“I have always had this view that the people have the power,” he shared. “People who sometimes don’t get the most attention, the people who are not seen as experts on anything, or don’t get to go to university. I always believe in those kinds of people because they have the kind of knowledge that is overlooked by people who have too much of an elitist perspective on research.”
One of the focuses of Mutsvairo’s research is on marginalized groups in the Global South whose stories are not often covered by traditional media. His publication titled, Different, But the Same: How the Global South Is Challenging the Hegemonic Epistemologies and Ontologies of Westernized/ Western-Centric Journalism Studies, looks at this issue and examines the specific methods that are being employed in the Global South to challenge Western normative standards.
For Mutsvairo, confronting the lived experiences of those in marginalized communities can be a difficult process. “You can go and write about digital divides, but it’s different when you actually see it. You can write about it, but there's really nothing you can do. You can listen to people's stories and try to write something about their experiences and their problems, their challenges. But that's literally all you can do. You can't really give them what they want. What’s important is for you to be honest with them and to take their story somewhere.”
One of his goals in his research and teaching is to bring non-Western knowledge to the West and normalize journalism from citizens, the community, and non-traditional sources to extract the stories and information that are currently under the radar. “Being in the West does not make you an expert anymore,” he said. “Sometimes you need to listen to other people. Maybe you know it from your perspective, but they also know it from their perspective. None of us knows it all. I’m trying to bring these perspectives from different parts of the world into the Western market. And maybe, we can learn and become better.”
Looking ahead, Mutsvairo is optimistic about the future of community-engaged research and the trajectory of community-based research in Europe. “I think community engagement is becoming really big here in Europe, I really think this is the future [and] I think Simon Fraser University is already at the forefront,” he noted.
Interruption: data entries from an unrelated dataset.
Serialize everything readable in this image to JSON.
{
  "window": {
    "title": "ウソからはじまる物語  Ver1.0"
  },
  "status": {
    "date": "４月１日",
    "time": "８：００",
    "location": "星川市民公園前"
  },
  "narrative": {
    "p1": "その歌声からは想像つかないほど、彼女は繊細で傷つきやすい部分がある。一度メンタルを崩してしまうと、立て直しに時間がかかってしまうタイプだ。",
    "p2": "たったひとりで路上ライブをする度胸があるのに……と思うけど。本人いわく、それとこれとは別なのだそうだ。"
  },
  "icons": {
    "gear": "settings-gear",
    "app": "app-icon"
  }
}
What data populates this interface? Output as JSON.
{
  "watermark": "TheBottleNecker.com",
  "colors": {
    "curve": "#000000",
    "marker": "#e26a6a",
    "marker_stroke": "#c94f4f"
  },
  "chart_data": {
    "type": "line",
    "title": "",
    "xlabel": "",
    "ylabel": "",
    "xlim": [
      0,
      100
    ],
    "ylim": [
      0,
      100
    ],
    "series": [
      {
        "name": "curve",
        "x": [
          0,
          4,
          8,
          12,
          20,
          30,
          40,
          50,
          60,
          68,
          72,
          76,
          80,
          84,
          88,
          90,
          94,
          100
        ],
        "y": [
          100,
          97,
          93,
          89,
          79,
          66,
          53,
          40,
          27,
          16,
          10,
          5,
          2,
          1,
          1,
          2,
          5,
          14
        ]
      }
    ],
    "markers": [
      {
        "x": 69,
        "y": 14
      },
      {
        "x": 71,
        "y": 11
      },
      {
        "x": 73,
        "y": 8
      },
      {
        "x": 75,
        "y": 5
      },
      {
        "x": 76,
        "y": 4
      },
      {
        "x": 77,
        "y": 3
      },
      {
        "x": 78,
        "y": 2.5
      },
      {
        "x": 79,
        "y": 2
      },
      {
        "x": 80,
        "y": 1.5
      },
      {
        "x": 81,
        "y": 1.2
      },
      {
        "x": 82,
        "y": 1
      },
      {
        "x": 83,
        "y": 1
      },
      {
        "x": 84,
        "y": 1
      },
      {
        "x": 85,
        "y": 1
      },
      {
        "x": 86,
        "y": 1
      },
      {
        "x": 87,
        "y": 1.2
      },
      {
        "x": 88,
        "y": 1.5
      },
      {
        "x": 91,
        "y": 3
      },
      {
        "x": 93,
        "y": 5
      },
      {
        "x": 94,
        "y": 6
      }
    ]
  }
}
“It's great to do research, but your research needs to have an impact on society. And I think this is where CERi comes in. It's powerful. There are experienced people who've been doing this for quite a long time. I feel like we can tap into their experience, and hopefully, we can work together to try and build long-lasting friendships and collaborations that are mutually beneficial to our universities.”